Updated: 2013-09-23 10:53
By Shi Jing and He Wei (China Daily)
A student fixes a security alarm during the annual competition, in which more than 4,000 students from the city's 72 vocational schools took part. Wang Biao/For China Daily
The faster development of vocational education in Taicang has been boosted largely by more than 190 German companies in the city.
Known for its dual education system, Germany's economy has never been derailed, with the vocational education system guaranteeing jobs. A dual education system combines apprenticeships in a company and education at a vocational school in one course.
The dual education system was introduced to China by the central government in the 1980s, with schools under this system set up in cities including Shanghai, Nanjing, Tianjin, Weifang in Shandong province and Shiyan in Hubei province. But these attempts were initially plagued by a lack of proper training centers, the essence of the dual education system, Zhou said.
Local authorities stepped in and by 2007 there were 15 training centers working in collaboration with German companies and vocational schools in Taicang, all of them based in schools.
In July this year, Kern-Liebers, a manufacturer of springs and components for textile machines, based in the German town of Schramberg, set up a 800 square meter training center at its plant in Taicang so that students could be placed in a real-plant environment and learn things more easily.
"We considered all the possibilities to allow the students to grow up in a real-plant environment," Zhou said.

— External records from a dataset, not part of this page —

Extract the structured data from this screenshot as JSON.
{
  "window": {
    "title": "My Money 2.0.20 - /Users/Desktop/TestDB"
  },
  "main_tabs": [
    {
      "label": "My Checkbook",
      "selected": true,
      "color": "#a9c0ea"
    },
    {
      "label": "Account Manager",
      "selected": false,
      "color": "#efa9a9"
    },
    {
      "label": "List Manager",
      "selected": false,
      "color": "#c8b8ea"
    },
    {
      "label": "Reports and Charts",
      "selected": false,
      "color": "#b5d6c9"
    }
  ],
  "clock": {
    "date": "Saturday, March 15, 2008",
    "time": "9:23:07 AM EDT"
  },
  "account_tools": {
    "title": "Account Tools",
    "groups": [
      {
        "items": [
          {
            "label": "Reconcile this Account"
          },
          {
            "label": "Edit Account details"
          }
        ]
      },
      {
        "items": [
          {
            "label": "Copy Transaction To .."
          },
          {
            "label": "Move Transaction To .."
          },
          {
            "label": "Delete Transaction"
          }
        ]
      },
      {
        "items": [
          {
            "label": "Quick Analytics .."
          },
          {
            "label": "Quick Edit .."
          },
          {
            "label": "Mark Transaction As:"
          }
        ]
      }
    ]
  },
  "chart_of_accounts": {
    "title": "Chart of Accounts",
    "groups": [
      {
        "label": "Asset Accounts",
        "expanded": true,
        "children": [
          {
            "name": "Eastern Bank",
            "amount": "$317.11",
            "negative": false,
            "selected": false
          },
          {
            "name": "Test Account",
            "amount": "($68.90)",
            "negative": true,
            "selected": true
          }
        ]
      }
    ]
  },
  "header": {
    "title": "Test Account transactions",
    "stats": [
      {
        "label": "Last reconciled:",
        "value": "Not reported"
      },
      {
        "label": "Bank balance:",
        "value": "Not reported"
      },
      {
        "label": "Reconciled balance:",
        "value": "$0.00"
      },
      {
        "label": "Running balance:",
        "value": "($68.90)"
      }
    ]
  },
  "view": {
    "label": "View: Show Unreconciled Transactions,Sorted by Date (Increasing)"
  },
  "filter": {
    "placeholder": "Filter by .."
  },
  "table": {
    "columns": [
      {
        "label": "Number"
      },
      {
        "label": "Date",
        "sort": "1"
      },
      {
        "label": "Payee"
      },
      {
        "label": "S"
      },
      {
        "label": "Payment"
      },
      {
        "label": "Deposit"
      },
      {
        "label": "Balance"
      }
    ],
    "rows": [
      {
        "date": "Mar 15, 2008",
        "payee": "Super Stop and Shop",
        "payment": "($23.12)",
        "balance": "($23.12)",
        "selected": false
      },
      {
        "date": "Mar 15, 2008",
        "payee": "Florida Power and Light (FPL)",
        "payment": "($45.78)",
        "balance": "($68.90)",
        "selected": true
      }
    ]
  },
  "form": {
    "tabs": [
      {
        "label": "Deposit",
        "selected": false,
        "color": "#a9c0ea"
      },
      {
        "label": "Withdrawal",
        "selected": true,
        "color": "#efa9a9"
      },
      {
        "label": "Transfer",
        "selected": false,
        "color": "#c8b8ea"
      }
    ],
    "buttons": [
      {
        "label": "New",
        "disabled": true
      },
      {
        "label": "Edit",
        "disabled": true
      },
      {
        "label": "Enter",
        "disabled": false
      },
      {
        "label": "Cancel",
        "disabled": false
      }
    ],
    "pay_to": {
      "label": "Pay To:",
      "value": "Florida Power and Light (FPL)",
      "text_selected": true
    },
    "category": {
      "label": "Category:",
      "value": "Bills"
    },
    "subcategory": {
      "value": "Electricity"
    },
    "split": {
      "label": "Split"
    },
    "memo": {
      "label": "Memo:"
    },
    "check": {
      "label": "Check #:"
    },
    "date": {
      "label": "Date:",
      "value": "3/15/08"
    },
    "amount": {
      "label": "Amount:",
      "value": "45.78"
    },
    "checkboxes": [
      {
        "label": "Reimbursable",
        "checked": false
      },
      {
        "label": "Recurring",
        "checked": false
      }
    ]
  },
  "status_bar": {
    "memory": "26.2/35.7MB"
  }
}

The dual education system can also be found at the Chien-Shiung Institute of Technology in Taicang. Established in 2004, the school received initial investment of 900 million yuan, with an additional 500 million yuan last year to expand its training center sixfold.
All the students under the dual education system are offered jobs by German companies based locally long before graduation.

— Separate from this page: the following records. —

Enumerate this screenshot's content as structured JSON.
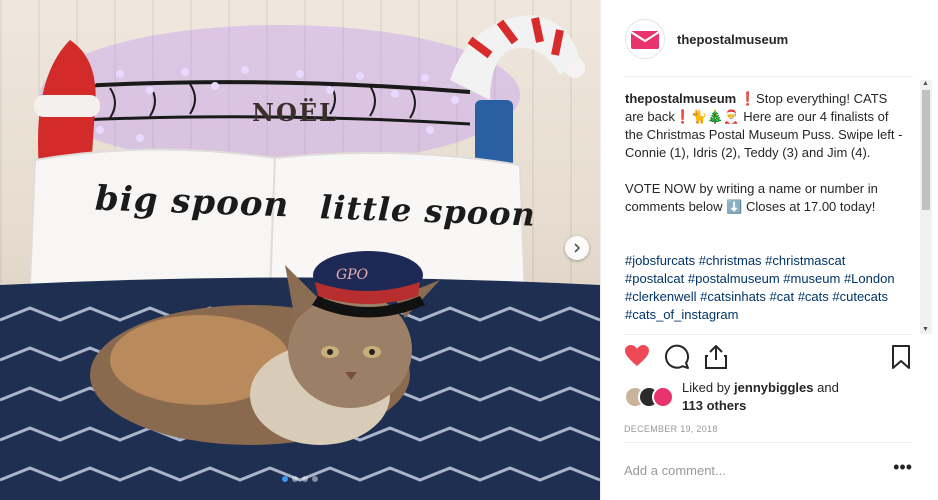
{
  "post": {
    "username": "thepostalmuseum",
    "avatar_icon": "envelope-icon",
    "photo": {
      "pillow_left": "big spoon",
      "pillow_right": "little spoon",
      "sign": "NOËL",
      "hat_monogram": "GPO",
      "carousel_count": 4,
      "carousel_active": 1
    },
    "caption": {
      "user": "thepostalmuseum",
      "line1": "❗Stop everything! CATS are back❗🐈🎄🎅 Here are our 4 finalists of the Christmas Postal Museum Puss. Swipe left - Connie (1), Idris (2), Teddy (3) and Jim (4).",
      "line2": "VOTE NOW by writing a name or number in comments below ⬇️ Closes at 17.00 today!",
      "hashtags": "#jobsfurcats #christmas #christmascat #postalcat #postalmuseum #museum #London #clerkenwell #catsinhats #cat #cats #cutecats #cats_of_instagram"
    },
    "likes": {
      "prefix": "Liked by",
      "user": "jennybiggles",
      "and": "and",
      "others": "113 others"
    },
    "date": "DECEMBER 19, 2018",
    "comment_placeholder": "Add a comment...",
    "more_label": "•••"
  },
  "colors": {
    "brand": "#e8336d",
    "like_red": "#ed4956",
    "hashtag": "#003569",
    "active_dot": "#3897f0"
  }
}
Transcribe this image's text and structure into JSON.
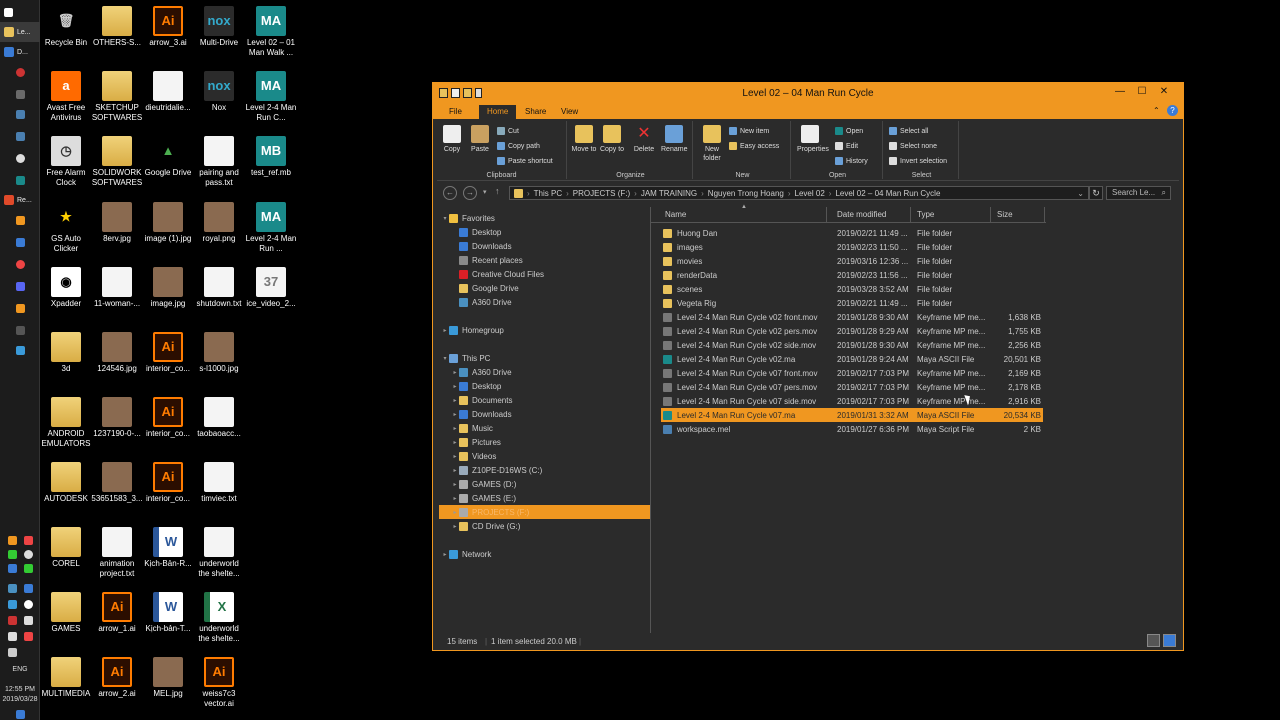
{
  "taskbar": {
    "items": [
      {
        "label": ""
      },
      {
        "label": "Le..."
      },
      {
        "label": "D..."
      },
      {
        "label": "Re..."
      }
    ],
    "lang": "ENG",
    "time": "12:55 PM",
    "date": "2019/03/28"
  },
  "desktop": {
    "icons": [
      {
        "label": "Recycle Bin",
        "type": "recycle",
        "glyph": "🗑"
      },
      {
        "label": "OTHERS-S...",
        "type": "folder",
        "glyph": ""
      },
      {
        "label": "arrow_3.ai",
        "type": "ai",
        "glyph": "Ai"
      },
      {
        "label": "Multi-Drive",
        "type": "nox",
        "glyph": "nox"
      },
      {
        "label": "Level 02 – 01 Man Walk ...",
        "type": "ma",
        "glyph": "MA"
      },
      {
        "label": "Avast Free Antivirus",
        "type": "avast",
        "glyph": "a"
      },
      {
        "label": "SKETCHUP SOFTWARES",
        "type": "folder",
        "glyph": ""
      },
      {
        "label": "dieutridalie...",
        "type": "doc",
        "glyph": ""
      },
      {
        "label": "Nox",
        "type": "nox",
        "glyph": "nox"
      },
      {
        "label": "Level 2-4 Man Run C...",
        "type": "ma",
        "glyph": "MA"
      },
      {
        "label": "Free Alarm Clock",
        "type": "clock",
        "glyph": "◷"
      },
      {
        "label": "SOLIDWORK SOFTWARES",
        "type": "folder",
        "glyph": ""
      },
      {
        "label": "Google Drive",
        "type": "drive",
        "glyph": "▲"
      },
      {
        "label": "pairing and pass.txt",
        "type": "doc",
        "glyph": ""
      },
      {
        "label": "test_ref.mb",
        "type": "ma",
        "glyph": "MB"
      },
      {
        "label": "GS Auto Clicker",
        "type": "star",
        "glyph": "★"
      },
      {
        "label": "8erv.jpg",
        "type": "img",
        "glyph": ""
      },
      {
        "label": "image (1).jpg",
        "type": "img",
        "glyph": ""
      },
      {
        "label": "royal.png",
        "type": "img",
        "glyph": ""
      },
      {
        "label": "Level 2-4 Man Run ...",
        "type": "ma",
        "glyph": "MA"
      },
      {
        "label": "Xpadder",
        "type": "xpadder",
        "glyph": "◉"
      },
      {
        "label": "11-woman-...",
        "type": "doc",
        "glyph": ""
      },
      {
        "label": "image.jpg",
        "type": "img",
        "glyph": ""
      },
      {
        "label": "shutdown.txt",
        "type": "doc",
        "glyph": ""
      },
      {
        "label": "ice_video_2...",
        "type": "doc",
        "glyph": "37"
      },
      {
        "label": "3d",
        "type": "folder",
        "glyph": ""
      },
      {
        "label": "124546.jpg",
        "type": "img",
        "glyph": ""
      },
      {
        "label": "interior_co...",
        "type": "ai",
        "glyph": "Ai"
      },
      {
        "label": "s-l1000.jpg",
        "type": "img",
        "glyph": ""
      },
      {
        "label": "ANDROID EMULATORS",
        "type": "folder",
        "glyph": ""
      },
      {
        "label": "1237190-0-...",
        "type": "img",
        "glyph": ""
      },
      {
        "label": "interior_co...",
        "type": "ai",
        "glyph": "Ai"
      },
      {
        "label": "taobaoacc...",
        "type": "doc",
        "glyph": ""
      },
      {
        "label": "AUTODESK",
        "type": "folder",
        "glyph": ""
      },
      {
        "label": "53651583_3...",
        "type": "img",
        "glyph": ""
      },
      {
        "label": "interior_co...",
        "type": "ai",
        "glyph": "Ai"
      },
      {
        "label": "timviec.txt",
        "type": "doc",
        "glyph": ""
      },
      {
        "label": "COREL",
        "type": "folder",
        "glyph": ""
      },
      {
        "label": "animation project.txt",
        "type": "doc",
        "glyph": ""
      },
      {
        "label": "Kịch-Bản-R...",
        "type": "word",
        "glyph": "W"
      },
      {
        "label": "underworld the shelte...",
        "type": "doc",
        "glyph": ""
      },
      {
        "label": "GAMES",
        "type": "folder",
        "glyph": ""
      },
      {
        "label": "arrow_1.ai",
        "type": "ai",
        "glyph": "Ai"
      },
      {
        "label": "Kịch-bản-T...",
        "type": "word",
        "glyph": "W"
      },
      {
        "label": "underworld the shelte...",
        "type": "excel",
        "glyph": "X"
      },
      {
        "label": "MULTIMEDIA",
        "type": "folder",
        "glyph": ""
      },
      {
        "label": "arrow_2.ai",
        "type": "ai",
        "glyph": "Ai"
      },
      {
        "label": "MEL.jpg",
        "type": "img",
        "glyph": ""
      },
      {
        "label": "weiss7c3 vector.ai",
        "type": "ai",
        "glyph": "Ai"
      }
    ]
  },
  "window": {
    "title": "Level 02 – 04 Man Run Cycle",
    "controls": {
      "minimize": "—",
      "maximize": "☐",
      "close": "✕"
    },
    "tabs": [
      "File",
      "Home",
      "Share",
      "View"
    ],
    "active_tab": "Home",
    "ribbon": {
      "clipboard": {
        "label": "Clipboard",
        "copy": "Copy",
        "paste": "Paste",
        "cut": "Cut",
        "copy_path": "Copy path",
        "paste_shortcut": "Paste shortcut"
      },
      "organize": {
        "label": "Organize",
        "move_to": "Move to",
        "copy_to": "Copy to",
        "delete": "Delete",
        "rename": "Rename"
      },
      "new": {
        "label": "New",
        "new_folder": "New folder",
        "new_item": "New item",
        "easy_access": "Easy access"
      },
      "open": {
        "label": "Open",
        "properties": "Properties",
        "open": "Open",
        "edit": "Edit",
        "history": "History"
      },
      "select": {
        "label": "Select",
        "select_all": "Select all",
        "select_none": "Select none",
        "invert": "Invert selection"
      }
    },
    "address": {
      "path": [
        "This PC",
        "PROJECTS (F:)",
        "JAM TRAINING",
        "Nguyen Trong Hoang",
        "Level 02",
        "Level 02 – 04 Man Run Cycle"
      ],
      "search_placeholder": "Search Le..."
    },
    "nav": [
      {
        "label": "Favorites",
        "indent": 0,
        "arrow": "▾",
        "icon": "#f0c040"
      },
      {
        "label": "Desktop",
        "indent": 1,
        "arrow": "",
        "icon": "#3a7bd5"
      },
      {
        "label": "Downloads",
        "indent": 1,
        "arrow": "",
        "icon": "#3a7bd5"
      },
      {
        "label": "Recent places",
        "indent": 1,
        "arrow": "",
        "icon": "#8a8a8a"
      },
      {
        "label": "Creative Cloud Files",
        "indent": 1,
        "arrow": "",
        "icon": "#da1f26"
      },
      {
        "label": "Google Drive",
        "indent": 1,
        "arrow": "",
        "icon": "#e8c25c"
      },
      {
        "label": "A360 Drive",
        "indent": 1,
        "arrow": "",
        "icon": "#4a90c0"
      },
      {
        "label": "",
        "indent": 0,
        "arrow": "",
        "icon": ""
      },
      {
        "label": "Homegroup",
        "indent": 0,
        "arrow": "▸",
        "icon": "#3a9ad9"
      },
      {
        "label": "",
        "indent": 0,
        "arrow": "",
        "icon": ""
      },
      {
        "label": "This PC",
        "indent": 0,
        "arrow": "▾",
        "icon": "#6aa0d8"
      },
      {
        "label": "A360 Drive",
        "indent": 1,
        "arrow": "▸",
        "icon": "#4a90c0"
      },
      {
        "label": "Desktop",
        "indent": 1,
        "arrow": "▸",
        "icon": "#3a7bd5"
      },
      {
        "label": "Documents",
        "indent": 1,
        "arrow": "▸",
        "icon": "#e8c25c"
      },
      {
        "label": "Downloads",
        "indent": 1,
        "arrow": "▸",
        "icon": "#3a7bd5"
      },
      {
        "label": "Music",
        "indent": 1,
        "arrow": "▸",
        "icon": "#e8c25c"
      },
      {
        "label": "Pictures",
        "indent": 1,
        "arrow": "▸",
        "icon": "#e8c25c"
      },
      {
        "label": "Videos",
        "indent": 1,
        "arrow": "▸",
        "icon": "#e8c25c"
      },
      {
        "label": "Z10PE-D16WS (C:)",
        "indent": 1,
        "arrow": "▸",
        "icon": "#9ab"
      },
      {
        "label": "GAMES (D:)",
        "indent": 1,
        "arrow": "▸",
        "icon": "#aaa"
      },
      {
        "label": "GAMES (E:)",
        "indent": 1,
        "arrow": "▸",
        "icon": "#aaa"
      },
      {
        "label": "PROJECTS (F:)",
        "indent": 1,
        "arrow": "▸",
        "icon": "#aaa",
        "selected": true
      },
      {
        "label": "CD Drive (G:)",
        "indent": 1,
        "arrow": "▸",
        "icon": "#e8c25c"
      },
      {
        "label": "",
        "indent": 0,
        "arrow": "",
        "icon": ""
      },
      {
        "label": "Network",
        "indent": 0,
        "arrow": "▸",
        "icon": "#3a9ad9"
      }
    ],
    "columns": [
      "Name",
      "Date modified",
      "Type",
      "Size"
    ],
    "files": [
      {
        "name": "Huong Dan",
        "date": "2019/02/21 11:49 ...",
        "type": "File folder",
        "size": "",
        "kind": "folder"
      },
      {
        "name": "images",
        "date": "2019/02/23 11:50 ...",
        "type": "File folder",
        "size": "",
        "kind": "folder"
      },
      {
        "name": "movies",
        "date": "2019/03/16 12:36 ...",
        "type": "File folder",
        "size": "",
        "kind": "folder"
      },
      {
        "name": "renderData",
        "date": "2019/02/23 11:56 ...",
        "type": "File folder",
        "size": "",
        "kind": "folder"
      },
      {
        "name": "scenes",
        "date": "2019/03/28 3:52 AM",
        "type": "File folder",
        "size": "",
        "kind": "folder"
      },
      {
        "name": "Vegeta Rig",
        "date": "2019/02/21 11:49 ...",
        "type": "File folder",
        "size": "",
        "kind": "folder"
      },
      {
        "name": "Level 2-4 Man Run Cycle v02 front.mov",
        "date": "2019/01/28 9:30 AM",
        "type": "Keyframe MP me...",
        "size": "1,638 KB",
        "kind": "mov"
      },
      {
        "name": "Level 2-4 Man Run Cycle v02 pers.mov",
        "date": "2019/01/28 9:29 AM",
        "type": "Keyframe MP me...",
        "size": "1,755 KB",
        "kind": "mov"
      },
      {
        "name": "Level 2-4 Man Run Cycle v02 side.mov",
        "date": "2019/01/28 9:30 AM",
        "type": "Keyframe MP me...",
        "size": "2,256 KB",
        "kind": "mov"
      },
      {
        "name": "Level 2-4 Man Run Cycle v02.ma",
        "date": "2019/01/28 9:24 AM",
        "type": "Maya ASCII File",
        "size": "20,501 KB",
        "kind": "ma"
      },
      {
        "name": "Level 2-4 Man Run Cycle v07 front.mov",
        "date": "2019/02/17 7:03 PM",
        "type": "Keyframe MP me...",
        "size": "2,169 KB",
        "kind": "mov"
      },
      {
        "name": "Level 2-4 Man Run Cycle v07 pers.mov",
        "date": "2019/02/17 7:03 PM",
        "type": "Keyframe MP me...",
        "size": "2,178 KB",
        "kind": "mov"
      },
      {
        "name": "Level 2-4 Man Run Cycle v07 side.mov",
        "date": "2019/02/17 7:03 PM",
        "type": "Keyframe MP me...",
        "size": "2,916 KB",
        "kind": "mov"
      },
      {
        "name": "Level 2-4 Man Run Cycle v07.ma",
        "date": "2019/01/31 3:32 AM",
        "type": "Maya ASCII File",
        "size": "20,534 KB",
        "kind": "ma",
        "selected": true
      },
      {
        "name": "workspace.mel",
        "date": "2019/01/27 6:36 PM",
        "type": "Maya Script File",
        "size": "2 KB",
        "kind": "mel"
      }
    ],
    "status": {
      "count": "15 items",
      "selected": "1 item selected  20.0 MB"
    }
  },
  "colors": {
    "accent": "#f09720",
    "window_bg": "#2b2b2b"
  }
}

Wei Xiaofeng, president of the institute, said: "It is now kind of ridiculous to see that migrant workers land jobs easily, while university graduates are left jobless. This is largely a consequence of a structural deficit in the educational system. We see few university graduates mastering the required skills or techniques."